===== Supplied information

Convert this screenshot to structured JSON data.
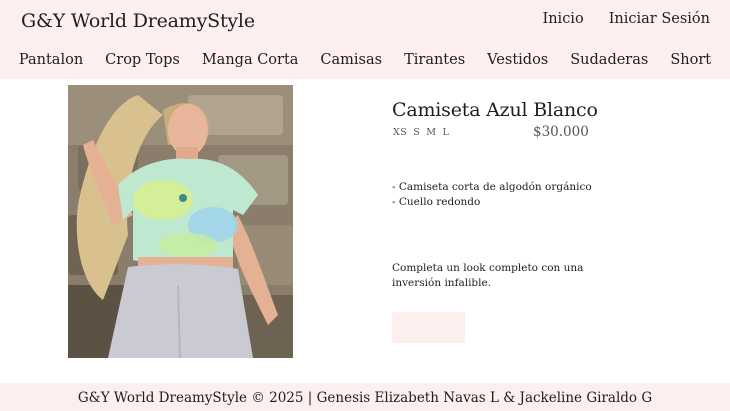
{
  "header": {
    "brand": "G&Y World DreamyStyle",
    "links": [
      "Inicio",
      "Iniciar Sesión"
    ]
  },
  "nav": {
    "categories": [
      "Pantalon",
      "Crop Tops",
      "Manga Corta",
      "Camisas",
      "Tirantes",
      "Vestidos",
      "Sudaderas",
      "Short"
    ]
  },
  "product": {
    "title": "Camiseta Azul Blanco",
    "sizes": [
      "XS",
      "S",
      "M",
      "L"
    ],
    "price": "$30.000",
    "features": [
      "- Camiseta corta de algodón orgánico",
      "- Cuello redondo"
    ],
    "description": "Completa un look completo con una inversión infalible.",
    "button_label": ""
  },
  "footer": {
    "text": "G&Y World DreamyStyle © 2025 | Genesis Elizabeth Navas L & Jackeline Giraldo G"
  },
  "colors": {
    "header_bg": "#fcefed",
    "button_bg": "#fcefed",
    "text": "#1e1e1e"
  }
}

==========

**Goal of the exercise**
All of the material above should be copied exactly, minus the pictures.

**Answer section**
Convert this screenshot to structured JSON data.
{
  "header": {
    "brand": "G&Y World DreamyStyle",
    "links": [
      "Inicio",
      "Iniciar Sesión"
    ]
  },
  "nav": {
    "categories": [
      "Pantalon",
      "Crop Tops",
      "Manga Corta",
      "Camisas",
      "Tirantes",
      "Vestidos",
      "Sudaderas",
      "Short"
    ]
  },
  "product": {
    "title": "Camiseta Azul Blanco",
    "sizes": [
      "XS",
      "S",
      "M",
      "L"
    ],
    "price": "$30.000",
    "features": [
      "- Camiseta corta de algodón orgánico",
      "- Cuello redondo"
    ],
    "description": "Completa un look completo con una inversión infalible.",
    "button_label": ""
  },
  "footer": {
    "text": "G&Y World DreamyStyle © 2025 | Genesis Elizabeth Navas L & Jackeline Giraldo G"
  },
  "colors": {
    "header_bg": "#fcefed",
    "button_bg": "#fcefed",
    "text": "#1e1e1e"
  }
}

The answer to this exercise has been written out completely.